Sample collection and TRW measurement

Sample collection in the CWS stands (WEIG, WELB1 and WELB2) was performed on freshly felled trees by cutting stem discs close to lower crown height following the “random sampling” approach42. All samples were prepared following standard dendrochronological methods71. TRW was measured with a precision of 0.01 mm using binocular microscopes and a semi-automatic measuring table. The TRW series were crossdated using the PAST software72.

Release event detection

Understorey coppicing in a CWS forest is associated with increased growth (commonly referred to as release) in the remaining trees (standards) due to reduced competition for light, nutrients and water18. To detect such positive growth reactions, we adapted the growth averaging (GA) method developed by Nowacki and Abrams38. Our approach focused on single tree reactions rather than the stand level, which enables a comparison with archaeological material. We performed running comparisons of consecutive 10-year TRW means. These were used to detect sustained growth increases following canopy openings as opposed to abrupt growth changes caused by other factors, such as climatic extremes38. For each year in each TRW series, percentage of growth change (%GC) was calculated using the equation proposed by Nowacki and Abrams38:

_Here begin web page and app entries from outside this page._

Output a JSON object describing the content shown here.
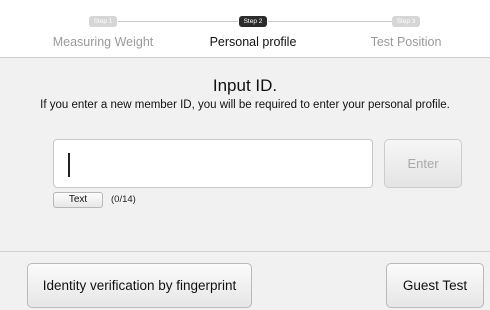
{
  "steps": [
    {
      "badge": "Step 1",
      "label": "Measuring Weight",
      "state": "inactive"
    },
    {
      "badge": "Step 2",
      "label": "Personal profile",
      "state": "active"
    },
    {
      "badge": "Step 3",
      "label": "Test Position",
      "state": "inactive"
    }
  ],
  "main": {
    "title": "Input ID.",
    "instruction": "If you enter a new member ID, you will be required to enter your personal profile.",
    "id_input_value": "",
    "enter_label": "Enter",
    "text_button_label": "Text",
    "char_counter": "(0/14)"
  },
  "footer": {
    "fingerprint_label": "Identity verification by fingerprint",
    "guest_label": "Guest Test"
  },
  "colors": {
    "background": "#f1f1f1",
    "active_step_badge": "#2b2b2b",
    "inactive_step": "#9a9a9a"
  }
}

$$\% {\text{GC}} = \left[ {{{\left( {M_{2} - M_{1} } \right)} \mathord{\left/ {\vphantom {{\left( {M_{2} - M_{1} } \right)} {M_{1} }}} \right. \kern-\nulldelimiterspace} {M_{1} }}} \right] \times {1}00$$

where %GC is the percentage of growth change between preceeding and subsequent 10-year means, M1 preceding 10-year mean including the target year and M2 subsequent 10-year mean. Following this approach, the periods for instance M1 = 1991–2000 and M2 = 2001–2010 would be used to calcucate %GC at the year 2000.

Similar to18,34,38, major release events were considered to be years with %GC greater than 50%. Years when %GC exceeded 20% were considered moderate releases. In cases when multiple consecutive years were detected as release events, we considered the year with maximum %GC (release maximum) as the release date.

To detect signals of CWS in the individual historical and archaeological samples, we first detected growth releases in the individual TRW series by applying the adapted GA method, as described above for the modern CWS dataset. Since management practices for the forests where historical and archaeological samples originated from are unknown, we used the results obtained from the modern CWS TRW series to detect patterns in the occurrence of release events that could indicate CWS practices. Therefore, we identified the individual series in the historical dataset with three or more consecutive release events, occurring at an average chronological interval of 26–36 years with less than 5 years standard deviation (SD). Only tree-ring series with three or more release events were considered to distinguish cyclic management signals from other release events.